If I had to choose my two personal favorite Sonoita winery experiences, in addition to Sonoita Vineyards, I would have to choose the spectacular views of the valley and the delicious wines offered by Lightning Ridge Cellars, and the absolute creativity and festiveness of rising star in the wine world, Karel Wilhelm and the Wilhelm Family Vineyards.
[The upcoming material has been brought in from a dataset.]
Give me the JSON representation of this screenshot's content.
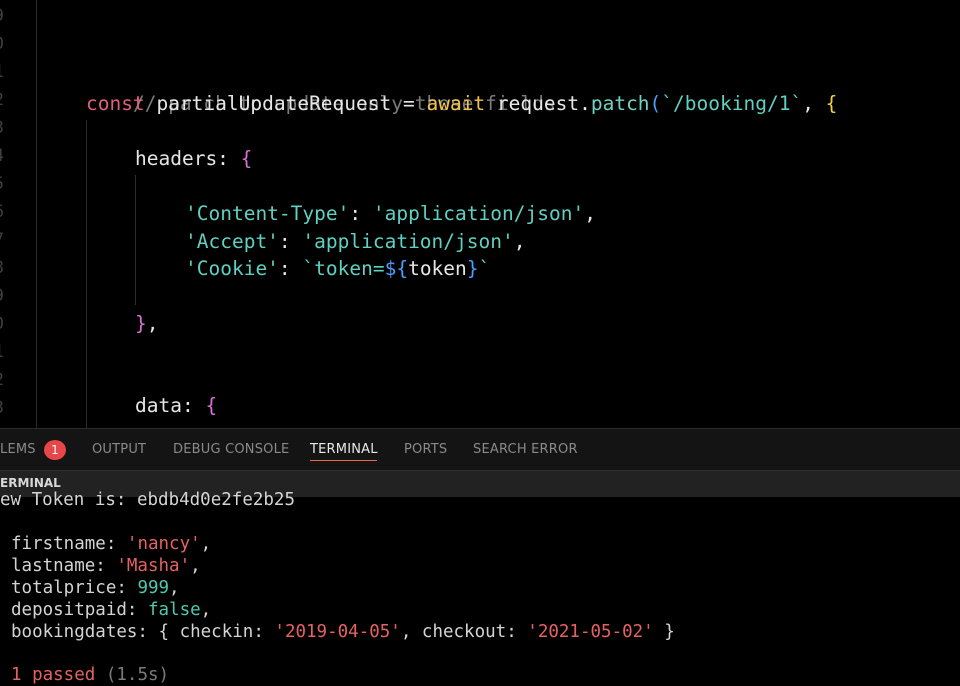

Located 5100 feet (1554 meters) above sea level, Lightning Ridge Cellars offers one of the best views in all of Sonoita, coupled with an ideal climate that has boded extremely well for the quality of grapes grown on its extensive vineyard. Founded in 2005 by Ron and Ann Roncone, Lightning Ridge Cellars specializes in producing wines of the Italian variety in a way that reflects its owners pride in the homeland of their forebears. One gets the sense, when tasting the paradoxically simple yet complex flavors of Lightning Ridge’s Primitivo, for example, that great care and attention to detail is paid to each variety of wine. At Lightning Ridge, it’s evident that making and selling wine is not merely a business exercise, but a lifelong pursuit at understanding how to craft one of the most culturally (and gastronomically) ubiquitous aspects of its owners’ heritage: the perfect glass of Italian wine. Also, did I mention the view? Visitors will find it hard not to be mesmerized by the rolling hills, colorful skies and mountain ranges presented when looking out the window of the winery, or better yet, while standing (or sitting) outside with a nice, soothing glass of Lightning Ridge wine.
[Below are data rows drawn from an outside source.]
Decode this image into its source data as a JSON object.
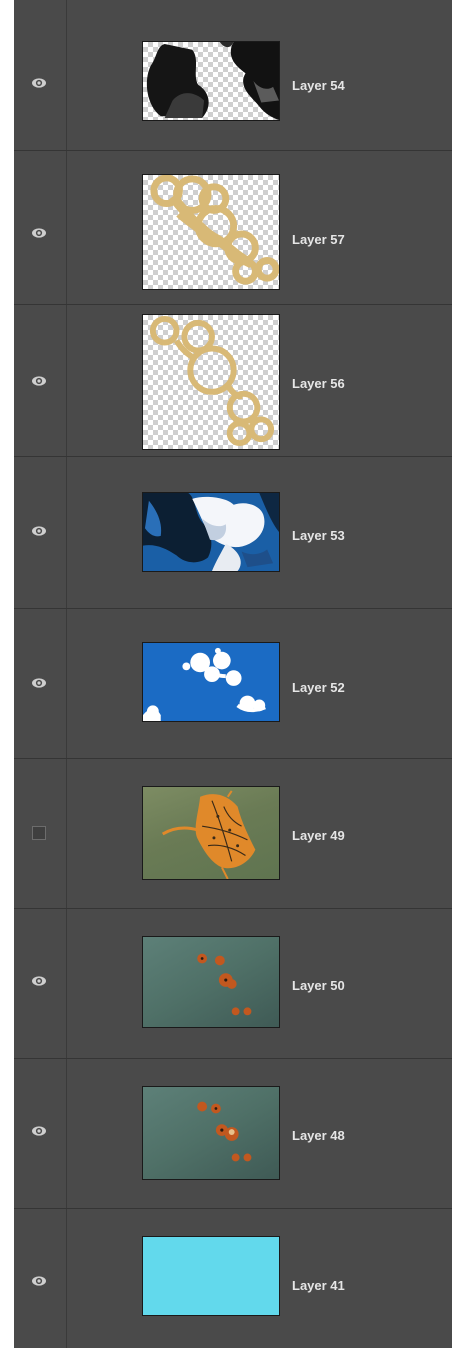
{
  "panel": {
    "background": "#4a4a4a",
    "divider": "#353535"
  },
  "layers": [
    {
      "name": "Layer 54",
      "visible": true,
      "thumb": "mask-bw"
    },
    {
      "name": "Layer 57",
      "visible": true,
      "thumb": "gold-rings-filled"
    },
    {
      "name": "Layer 56",
      "visible": true,
      "thumb": "gold-rings-outline"
    },
    {
      "name": "Layer 53",
      "visible": true,
      "thumb": "blue-dark-clouds"
    },
    {
      "name": "Layer 52",
      "visible": true,
      "thumb": "blue-white-spots"
    },
    {
      "name": "Layer 49",
      "visible": false,
      "thumb": "green-orange-map"
    },
    {
      "name": "Layer 50",
      "visible": true,
      "thumb": "teal-orange-dots"
    },
    {
      "name": "Layer 48",
      "visible": true,
      "thumb": "teal-orange-cluster"
    },
    {
      "name": "Layer 41",
      "visible": true,
      "thumb": "solid-cyan",
      "color": "#62d9ec"
    }
  ],
  "icons": {
    "visible": "eye-icon",
    "hidden": "visibility-box"
  }
}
As you’re looping around on the quiet, country roads that connect many of the wineries in the Sonoita/Elgin area, you’re eventually bound to come across the Wilhelm Family Vineyards. The location (pictured below from the road) is relatively nondescript, tending to blend in with the other homes in the area–a feature which only adds to the casual, home-like ambiance the winery has to offer.

Upon entering the winery, visitors are greeted with a small, but cozy tasting room where the charismatic owner, Karyl Wilhelm, can regularly be seen chatting and sharing her extensive knowledge of winemaking. Wilhelm clearly has a sturdy foundation when it comes to understanding wine and how it’s made, having studied the process at one of the country’s most renowned schools for wine-making at UC Davis. This allows her to be a bit more creative than the average winemaker, and she often showcases her own unique oenological inventions, as well as those of her husband Kevin. Although the selection of wine at Wilhelm Family Vineyards presents a veritable cornucopia of flavor and variety, for the more conservative wine connoisseur, there is indeed a fine selection of more traditional wines crafted by the Wilhelms to near perfection. With a bit of an open mind and a taste for adventure, one surely cannot go wrong at Wilhelm Family Vineyards.

(Sunset at the Sonoita Vineyards winery.)

Despite the area’s potential for becoming one of the better getaway locations in the Southwest, Sonoita and its sister town Elgin still manage to hold onto their slow-paced, tucked-away charm. Thanks to Dr. Gordon Dutt and his invaluable geological research, Sonoita and its environs managed to avoid the bleak fate of residential and commercial development on a scale that would be disastrous to the area’s natural geological splendor. As such, it would seem that drawing crowds and tourists on the scale of world-renowned locations such as the Napa Valley is far from the minds and desires of the residents and wine producers of the Sonoita/Elgin areas. Yet, those who are lucky enough to stumble upon this Southern Arizona wine paradise can expect to have one of the most personable, scenic and delicious wine experiences the state has to offer.

Are you a fan of these vineyards? Have any other attraction suggestions in the Sonoita/Elgin area? Let us know in the comments section, or via our Facebook and Twitter accounts!